Your objective: Find the word "icon" in the listing below, then return every line it appears in.

════════

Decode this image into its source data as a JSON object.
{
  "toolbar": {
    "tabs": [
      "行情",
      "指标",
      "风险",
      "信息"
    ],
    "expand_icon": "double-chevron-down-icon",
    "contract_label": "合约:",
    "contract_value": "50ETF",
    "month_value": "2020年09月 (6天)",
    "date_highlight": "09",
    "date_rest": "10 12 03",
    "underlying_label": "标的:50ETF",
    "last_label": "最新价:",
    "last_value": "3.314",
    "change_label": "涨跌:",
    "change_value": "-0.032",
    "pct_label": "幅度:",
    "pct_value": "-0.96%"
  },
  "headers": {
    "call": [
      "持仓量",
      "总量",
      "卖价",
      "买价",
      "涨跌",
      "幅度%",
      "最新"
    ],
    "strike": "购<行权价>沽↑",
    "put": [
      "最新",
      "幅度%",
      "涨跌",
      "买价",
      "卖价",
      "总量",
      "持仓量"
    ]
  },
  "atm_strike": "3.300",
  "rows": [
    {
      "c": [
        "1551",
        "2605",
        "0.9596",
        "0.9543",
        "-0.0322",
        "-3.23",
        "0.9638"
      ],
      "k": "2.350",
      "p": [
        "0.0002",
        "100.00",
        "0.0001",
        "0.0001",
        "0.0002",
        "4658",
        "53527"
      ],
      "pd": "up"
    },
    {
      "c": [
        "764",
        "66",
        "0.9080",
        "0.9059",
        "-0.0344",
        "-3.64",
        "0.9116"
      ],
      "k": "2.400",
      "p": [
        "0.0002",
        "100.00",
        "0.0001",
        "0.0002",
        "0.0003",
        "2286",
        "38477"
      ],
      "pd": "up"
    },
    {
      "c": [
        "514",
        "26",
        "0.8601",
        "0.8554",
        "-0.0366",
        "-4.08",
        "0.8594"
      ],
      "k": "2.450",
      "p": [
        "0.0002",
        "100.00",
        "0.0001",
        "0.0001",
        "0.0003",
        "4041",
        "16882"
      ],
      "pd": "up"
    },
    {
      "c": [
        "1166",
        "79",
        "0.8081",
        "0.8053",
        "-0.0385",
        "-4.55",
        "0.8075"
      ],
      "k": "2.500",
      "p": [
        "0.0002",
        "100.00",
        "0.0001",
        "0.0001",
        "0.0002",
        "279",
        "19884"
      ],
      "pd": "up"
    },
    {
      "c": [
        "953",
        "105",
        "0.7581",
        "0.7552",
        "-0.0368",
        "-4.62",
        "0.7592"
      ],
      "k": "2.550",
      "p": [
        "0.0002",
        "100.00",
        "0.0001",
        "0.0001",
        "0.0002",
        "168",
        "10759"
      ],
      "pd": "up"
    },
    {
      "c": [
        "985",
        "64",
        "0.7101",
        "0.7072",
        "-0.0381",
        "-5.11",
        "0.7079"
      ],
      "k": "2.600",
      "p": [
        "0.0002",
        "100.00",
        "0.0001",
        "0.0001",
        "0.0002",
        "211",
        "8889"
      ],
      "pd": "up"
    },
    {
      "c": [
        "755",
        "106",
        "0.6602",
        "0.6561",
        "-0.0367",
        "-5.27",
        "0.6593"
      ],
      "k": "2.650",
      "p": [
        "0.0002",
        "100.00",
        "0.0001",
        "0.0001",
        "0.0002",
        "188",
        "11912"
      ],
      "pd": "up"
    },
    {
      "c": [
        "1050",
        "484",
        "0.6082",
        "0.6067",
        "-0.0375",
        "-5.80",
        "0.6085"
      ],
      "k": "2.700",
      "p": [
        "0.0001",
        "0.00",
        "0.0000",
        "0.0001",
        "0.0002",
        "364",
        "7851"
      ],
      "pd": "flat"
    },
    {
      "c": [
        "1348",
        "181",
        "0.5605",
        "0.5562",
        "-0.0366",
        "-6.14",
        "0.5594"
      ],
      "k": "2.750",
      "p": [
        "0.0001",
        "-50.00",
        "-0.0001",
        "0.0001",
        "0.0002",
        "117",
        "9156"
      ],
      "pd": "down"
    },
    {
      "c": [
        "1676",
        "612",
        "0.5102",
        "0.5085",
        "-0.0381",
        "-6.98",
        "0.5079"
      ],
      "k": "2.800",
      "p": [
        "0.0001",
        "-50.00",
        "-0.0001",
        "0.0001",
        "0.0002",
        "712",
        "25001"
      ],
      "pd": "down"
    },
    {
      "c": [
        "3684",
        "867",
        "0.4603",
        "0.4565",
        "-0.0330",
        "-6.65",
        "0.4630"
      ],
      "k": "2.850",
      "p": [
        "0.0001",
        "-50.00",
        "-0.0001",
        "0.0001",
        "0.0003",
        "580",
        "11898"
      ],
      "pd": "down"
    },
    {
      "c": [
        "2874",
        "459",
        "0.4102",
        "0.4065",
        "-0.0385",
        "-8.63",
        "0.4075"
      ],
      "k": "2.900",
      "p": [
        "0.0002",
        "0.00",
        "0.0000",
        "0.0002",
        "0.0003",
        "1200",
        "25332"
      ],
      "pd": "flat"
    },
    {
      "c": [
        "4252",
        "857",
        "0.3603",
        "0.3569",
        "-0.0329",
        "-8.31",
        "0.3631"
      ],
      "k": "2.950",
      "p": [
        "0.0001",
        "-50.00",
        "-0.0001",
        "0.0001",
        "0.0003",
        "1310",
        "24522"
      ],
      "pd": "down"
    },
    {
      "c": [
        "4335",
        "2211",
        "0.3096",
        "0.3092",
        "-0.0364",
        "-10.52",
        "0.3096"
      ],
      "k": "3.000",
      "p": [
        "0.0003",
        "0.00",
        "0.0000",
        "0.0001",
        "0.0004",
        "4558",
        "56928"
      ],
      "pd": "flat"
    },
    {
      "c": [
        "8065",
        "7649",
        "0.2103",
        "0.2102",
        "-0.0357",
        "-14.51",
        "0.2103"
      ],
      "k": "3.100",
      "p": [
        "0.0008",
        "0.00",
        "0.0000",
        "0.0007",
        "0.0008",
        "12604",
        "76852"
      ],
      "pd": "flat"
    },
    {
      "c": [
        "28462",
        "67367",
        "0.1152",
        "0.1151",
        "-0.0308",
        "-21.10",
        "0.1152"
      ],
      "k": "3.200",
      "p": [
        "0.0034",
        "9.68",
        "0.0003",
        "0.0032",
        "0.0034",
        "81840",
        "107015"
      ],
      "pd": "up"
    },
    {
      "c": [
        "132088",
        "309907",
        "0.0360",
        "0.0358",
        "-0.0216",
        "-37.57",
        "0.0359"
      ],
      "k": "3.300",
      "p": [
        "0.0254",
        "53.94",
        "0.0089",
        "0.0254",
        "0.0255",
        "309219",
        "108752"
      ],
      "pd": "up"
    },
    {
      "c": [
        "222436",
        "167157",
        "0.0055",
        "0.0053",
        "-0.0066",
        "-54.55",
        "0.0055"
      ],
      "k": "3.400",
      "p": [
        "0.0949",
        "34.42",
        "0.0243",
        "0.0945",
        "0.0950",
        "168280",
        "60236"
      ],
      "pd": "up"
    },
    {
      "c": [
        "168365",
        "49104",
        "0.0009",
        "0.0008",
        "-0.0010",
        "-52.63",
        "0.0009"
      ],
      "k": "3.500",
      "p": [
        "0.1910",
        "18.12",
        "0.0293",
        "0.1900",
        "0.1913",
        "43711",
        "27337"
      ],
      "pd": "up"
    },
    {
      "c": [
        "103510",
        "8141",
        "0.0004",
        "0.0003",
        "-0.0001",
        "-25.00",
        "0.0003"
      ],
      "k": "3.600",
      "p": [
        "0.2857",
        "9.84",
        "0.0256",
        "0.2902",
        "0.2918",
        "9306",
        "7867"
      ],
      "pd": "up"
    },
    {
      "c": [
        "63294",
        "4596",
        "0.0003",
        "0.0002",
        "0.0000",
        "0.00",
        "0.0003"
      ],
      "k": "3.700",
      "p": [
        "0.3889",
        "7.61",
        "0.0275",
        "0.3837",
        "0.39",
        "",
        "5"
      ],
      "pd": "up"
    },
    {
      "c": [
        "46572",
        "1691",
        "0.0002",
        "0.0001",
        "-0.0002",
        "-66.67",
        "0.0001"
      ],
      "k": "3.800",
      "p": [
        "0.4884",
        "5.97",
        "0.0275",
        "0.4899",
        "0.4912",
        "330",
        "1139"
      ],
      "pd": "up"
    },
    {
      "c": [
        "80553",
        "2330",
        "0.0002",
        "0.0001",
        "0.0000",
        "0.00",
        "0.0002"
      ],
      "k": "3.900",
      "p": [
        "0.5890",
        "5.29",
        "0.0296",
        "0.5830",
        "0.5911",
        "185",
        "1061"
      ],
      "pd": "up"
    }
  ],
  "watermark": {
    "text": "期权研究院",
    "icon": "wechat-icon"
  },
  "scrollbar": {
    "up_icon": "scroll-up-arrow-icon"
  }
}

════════

Your solution:
    "expand_icon": "double-chevron-down-icon",
    "icon": "wechat-icon"
    "up_icon": "scroll-up-arrow-icon"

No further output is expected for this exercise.